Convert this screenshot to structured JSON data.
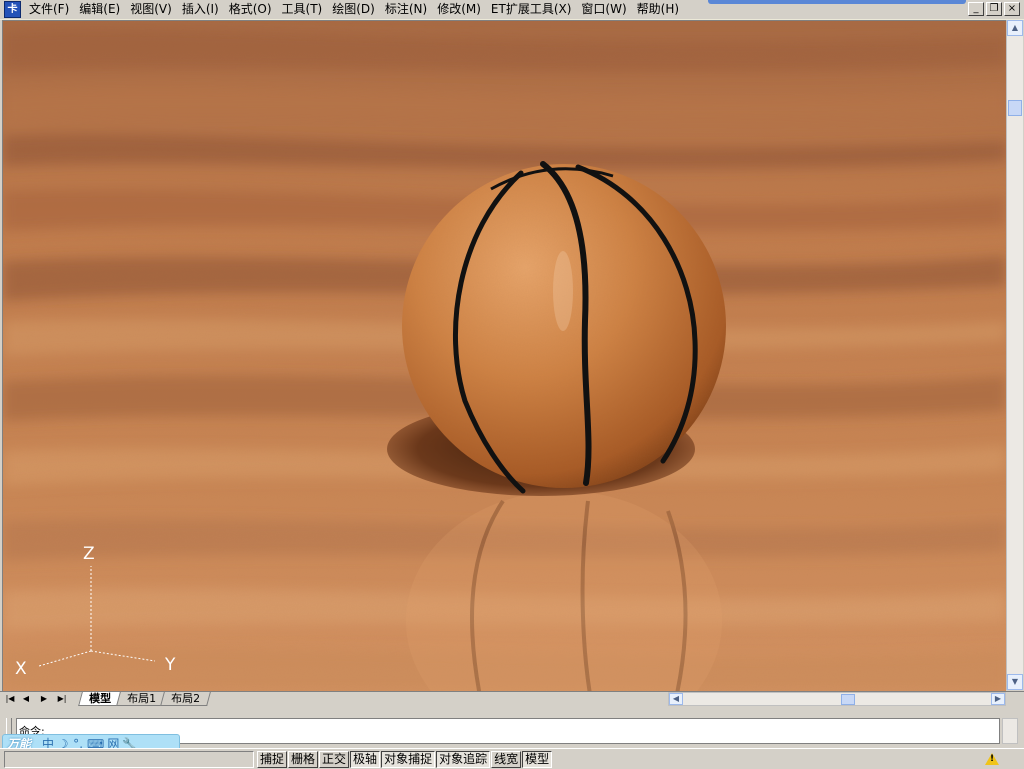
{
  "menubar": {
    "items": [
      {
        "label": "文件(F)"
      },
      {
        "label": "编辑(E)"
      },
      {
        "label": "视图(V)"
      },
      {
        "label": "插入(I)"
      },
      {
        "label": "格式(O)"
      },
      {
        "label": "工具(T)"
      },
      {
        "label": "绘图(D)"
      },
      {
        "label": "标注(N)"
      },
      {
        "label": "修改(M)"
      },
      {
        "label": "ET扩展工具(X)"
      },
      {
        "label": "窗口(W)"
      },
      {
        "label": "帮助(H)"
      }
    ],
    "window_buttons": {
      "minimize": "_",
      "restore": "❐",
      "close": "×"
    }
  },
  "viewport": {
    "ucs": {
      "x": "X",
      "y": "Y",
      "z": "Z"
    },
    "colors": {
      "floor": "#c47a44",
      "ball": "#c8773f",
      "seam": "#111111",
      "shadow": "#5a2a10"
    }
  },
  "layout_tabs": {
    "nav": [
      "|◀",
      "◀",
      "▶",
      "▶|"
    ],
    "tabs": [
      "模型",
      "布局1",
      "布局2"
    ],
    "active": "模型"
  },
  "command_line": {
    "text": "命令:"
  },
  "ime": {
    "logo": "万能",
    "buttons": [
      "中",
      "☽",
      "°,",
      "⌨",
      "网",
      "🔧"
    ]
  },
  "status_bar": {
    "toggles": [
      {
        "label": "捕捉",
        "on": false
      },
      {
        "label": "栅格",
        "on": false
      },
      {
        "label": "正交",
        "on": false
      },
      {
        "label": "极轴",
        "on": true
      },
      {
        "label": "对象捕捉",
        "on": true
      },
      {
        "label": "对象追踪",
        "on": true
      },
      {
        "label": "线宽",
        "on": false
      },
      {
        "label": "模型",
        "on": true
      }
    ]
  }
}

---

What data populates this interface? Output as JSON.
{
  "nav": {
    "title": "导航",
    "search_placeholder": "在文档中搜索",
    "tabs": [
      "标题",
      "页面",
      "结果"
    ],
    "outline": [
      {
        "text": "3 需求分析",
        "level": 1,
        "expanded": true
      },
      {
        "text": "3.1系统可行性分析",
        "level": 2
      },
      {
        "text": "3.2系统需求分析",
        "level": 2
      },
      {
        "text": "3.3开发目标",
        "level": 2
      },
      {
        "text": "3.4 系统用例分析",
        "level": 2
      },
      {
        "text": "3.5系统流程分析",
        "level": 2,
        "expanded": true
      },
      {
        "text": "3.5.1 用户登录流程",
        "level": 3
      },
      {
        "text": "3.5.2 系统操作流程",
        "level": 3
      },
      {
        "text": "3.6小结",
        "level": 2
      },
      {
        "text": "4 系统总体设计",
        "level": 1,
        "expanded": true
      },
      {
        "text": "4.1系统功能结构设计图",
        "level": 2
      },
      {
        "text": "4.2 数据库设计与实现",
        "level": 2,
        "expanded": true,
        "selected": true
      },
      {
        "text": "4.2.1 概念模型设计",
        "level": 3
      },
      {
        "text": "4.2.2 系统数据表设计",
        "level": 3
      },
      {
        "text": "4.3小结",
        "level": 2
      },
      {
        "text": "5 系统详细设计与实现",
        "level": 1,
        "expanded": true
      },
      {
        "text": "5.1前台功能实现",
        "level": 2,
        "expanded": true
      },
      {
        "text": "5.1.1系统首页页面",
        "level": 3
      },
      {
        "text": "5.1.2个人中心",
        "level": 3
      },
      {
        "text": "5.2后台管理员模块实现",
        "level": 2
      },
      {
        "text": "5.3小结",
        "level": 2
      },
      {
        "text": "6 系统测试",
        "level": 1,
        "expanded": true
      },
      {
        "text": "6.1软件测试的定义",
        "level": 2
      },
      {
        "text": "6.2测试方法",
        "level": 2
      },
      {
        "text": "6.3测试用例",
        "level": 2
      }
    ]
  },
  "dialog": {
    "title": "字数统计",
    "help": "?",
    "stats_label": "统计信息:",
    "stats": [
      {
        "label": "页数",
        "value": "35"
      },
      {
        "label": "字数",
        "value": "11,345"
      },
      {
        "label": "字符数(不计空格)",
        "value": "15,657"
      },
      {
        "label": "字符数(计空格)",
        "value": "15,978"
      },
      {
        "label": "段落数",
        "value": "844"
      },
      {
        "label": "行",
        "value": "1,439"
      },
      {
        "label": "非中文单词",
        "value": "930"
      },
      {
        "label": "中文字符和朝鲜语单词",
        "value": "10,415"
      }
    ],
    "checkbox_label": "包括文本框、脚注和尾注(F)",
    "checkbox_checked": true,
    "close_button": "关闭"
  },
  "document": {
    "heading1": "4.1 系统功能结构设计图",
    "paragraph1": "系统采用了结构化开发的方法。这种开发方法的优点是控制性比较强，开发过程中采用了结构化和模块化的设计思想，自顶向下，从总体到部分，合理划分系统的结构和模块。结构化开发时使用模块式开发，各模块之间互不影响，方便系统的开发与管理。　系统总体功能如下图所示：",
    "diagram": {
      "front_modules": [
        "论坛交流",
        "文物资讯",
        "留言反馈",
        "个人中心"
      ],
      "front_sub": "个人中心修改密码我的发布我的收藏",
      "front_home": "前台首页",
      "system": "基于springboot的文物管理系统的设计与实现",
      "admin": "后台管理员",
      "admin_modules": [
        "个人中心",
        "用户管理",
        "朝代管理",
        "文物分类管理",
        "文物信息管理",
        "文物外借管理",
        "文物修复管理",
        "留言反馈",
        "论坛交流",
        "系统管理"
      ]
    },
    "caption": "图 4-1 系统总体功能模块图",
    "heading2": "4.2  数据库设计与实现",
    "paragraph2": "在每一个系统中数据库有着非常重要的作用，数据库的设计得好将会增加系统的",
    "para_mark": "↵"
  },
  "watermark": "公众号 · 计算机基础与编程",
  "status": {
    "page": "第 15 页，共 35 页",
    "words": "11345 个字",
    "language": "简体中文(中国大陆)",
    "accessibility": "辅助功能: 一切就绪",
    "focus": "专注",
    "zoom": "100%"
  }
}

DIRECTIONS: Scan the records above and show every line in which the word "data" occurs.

RESULT OF THE TASK:
Convert this screenshot to structured JSON data.
What data populates this interface? Output as JSON.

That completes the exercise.